(Page and application data records)
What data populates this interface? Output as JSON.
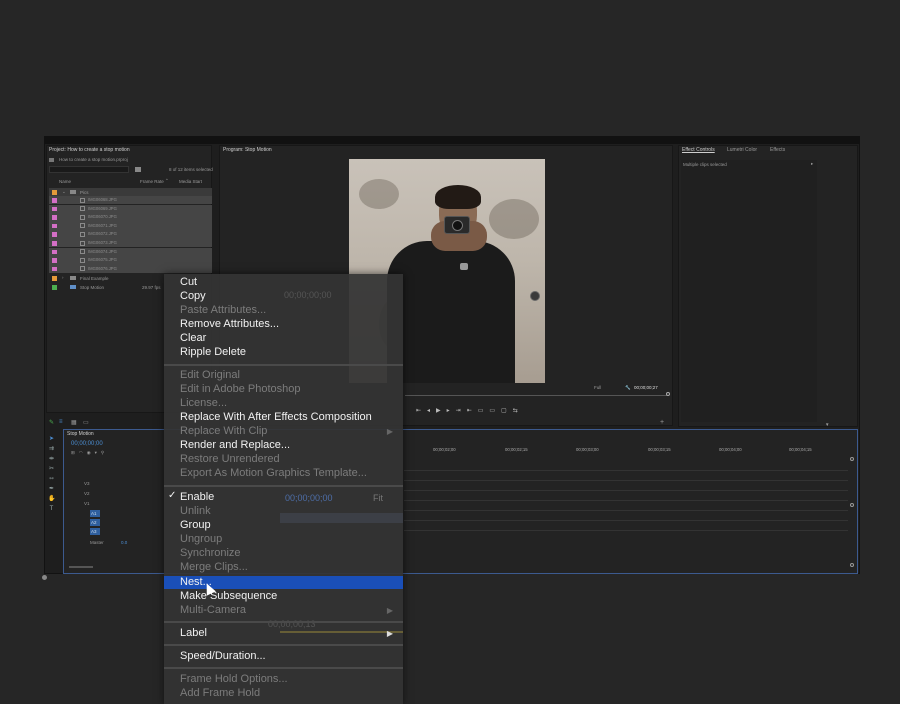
{
  "project": {
    "title": "Project: How to create a stop motion",
    "file": "How to create a stop motion.prproj",
    "count": "8 of 12 items selected",
    "col_name": "Name",
    "col_rate": "Frame Rate",
    "col_start": "Media Start",
    "folder_pics": "Pics",
    "files": [
      "IMG06068.JPG",
      "IMG06069.JPG",
      "IMG06070.JPG",
      "IMG06071.JPG",
      "IMG06072.JPG",
      "IMG06073.JPG",
      "IMG06074.JPG",
      "IMG06075.JPG",
      "IMG06076.JPG"
    ],
    "folder_final": "Final Example",
    "seq_name": "Stop Motion",
    "seq_rate": "29.97 fps"
  },
  "program": {
    "title": "Program: Stop Motion",
    "fit": "Full",
    "timecode": "00;00;00;27",
    "timecode_behind": "00;00;00;00"
  },
  "effects": {
    "tab_controls": "Effect Controls",
    "tab_lumetri": "Lumetri Color",
    "tab_effects": "Effects",
    "info": "Multiple clips selected"
  },
  "timeline": {
    "title": "Stop Motion",
    "timecode": "00;00;00;00",
    "ruler": [
      "00;00;02;00",
      "00;00;02;15",
      "00;00;03;00",
      "00;00;03;15",
      "00;00;04;00",
      "00;00;04;15"
    ],
    "tracks_video": [
      "V3",
      "V2",
      "V1"
    ],
    "tracks_audio": [
      "A1",
      "A2",
      "A3"
    ],
    "master": "Master",
    "master_val": "0.0"
  },
  "ghost": {
    "timecode": "00;00;00;00",
    "fit": "Fit",
    "tc2": "00;00;00;13"
  },
  "menu": {
    "cut": "Cut",
    "copy": "Copy",
    "paste_attr": "Paste Attributes...",
    "remove_attr": "Remove Attributes...",
    "clear": "Clear",
    "ripple": "Ripple Delete",
    "edit_original": "Edit Original",
    "edit_ps": "Edit in Adobe Photoshop",
    "license": "License...",
    "replace_ae": "Replace With After Effects Composition",
    "replace_clip": "Replace With Clip",
    "render_replace": "Render and Replace...",
    "restore": "Restore Unrendered",
    "export_mgt": "Export As Motion Graphics Template...",
    "enable": "Enable",
    "unlink": "Unlink",
    "group": "Group",
    "ungroup": "Ungroup",
    "synchronize": "Synchronize",
    "merge": "Merge Clips...",
    "nest": "Nest...",
    "make_sub": "Make Subsequence",
    "multicam": "Multi-Camera",
    "label": "Label",
    "speed": "Speed/Duration...",
    "frame_hold_opts": "Frame Hold Options...",
    "add_frame_hold": "Add Frame Hold"
  },
  "colors": {
    "highlight": "#1a4fb8",
    "label_pink": "#d46fc6",
    "label_orange": "#e49a3a",
    "label_green": "#4caf50",
    "timeline_border": "#3c5a8f"
  }
}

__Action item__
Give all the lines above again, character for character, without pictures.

__Written solution__
What data populates this interface? Output as JSON.
{
  "project": {
    "title": "Project: How to create a stop motion",
    "file": "How to create a stop motion.prproj",
    "count": "8 of 12 items selected",
    "col_name": "Name",
    "col_rate": "Frame Rate",
    "col_start": "Media Start",
    "folder_pics": "Pics",
    "files": [
      "IMG06068.JPG",
      "IMG06069.JPG",
      "IMG06070.JPG",
      "IMG06071.JPG",
      "IMG06072.JPG",
      "IMG06073.JPG",
      "IMG06074.JPG",
      "IMG06075.JPG",
      "IMG06076.JPG"
    ],
    "folder_final": "Final Example",
    "seq_name": "Stop Motion",
    "seq_rate": "29.97 fps"
  },
  "program": {
    "title": "Program: Stop Motion",
    "fit": "Full",
    "timecode": "00;00;00;27",
    "timecode_behind": "00;00;00;00"
  },
  "effects": {
    "tab_controls": "Effect Controls",
    "tab_lumetri": "Lumetri Color",
    "tab_effects": "Effects",
    "info": "Multiple clips selected"
  },
  "timeline": {
    "title": "Stop Motion",
    "timecode": "00;00;00;00",
    "ruler": [
      "00;00;02;00",
      "00;00;02;15",
      "00;00;03;00",
      "00;00;03;15",
      "00;00;04;00",
      "00;00;04;15"
    ],
    "tracks_video": [
      "V3",
      "V2",
      "V1"
    ],
    "tracks_audio": [
      "A1",
      "A2",
      "A3"
    ],
    "master": "Master",
    "master_val": "0.0"
  },
  "ghost": {
    "timecode": "00;00;00;00",
    "fit": "Fit",
    "tc2": "00;00;00;13"
  },
  "menu": {
    "cut": "Cut",
    "copy": "Copy",
    "paste_attr": "Paste Attributes...",
    "remove_attr": "Remove Attributes...",
    "clear": "Clear",
    "ripple": "Ripple Delete",
    "edit_original": "Edit Original",
    "edit_ps": "Edit in Adobe Photoshop",
    "license": "License...",
    "replace_ae": "Replace With After Effects Composition",
    "replace_clip": "Replace With Clip",
    "render_replace": "Render and Replace...",
    "restore": "Restore Unrendered",
    "export_mgt": "Export As Motion Graphics Template...",
    "enable": "Enable",
    "unlink": "Unlink",
    "group": "Group",
    "ungroup": "Ungroup",
    "synchronize": "Synchronize",
    "merge": "Merge Clips...",
    "nest": "Nest...",
    "make_sub": "Make Subsequence",
    "multicam": "Multi-Camera",
    "label": "Label",
    "speed": "Speed/Duration...",
    "frame_hold_opts": "Frame Hold Options...",
    "add_frame_hold": "Add Frame Hold"
  },
  "colors": {
    "highlight": "#1a4fb8",
    "label_pink": "#d46fc6",
    "label_orange": "#e49a3a",
    "label_green": "#4caf50",
    "timeline_border": "#3c5a8f"
  }
}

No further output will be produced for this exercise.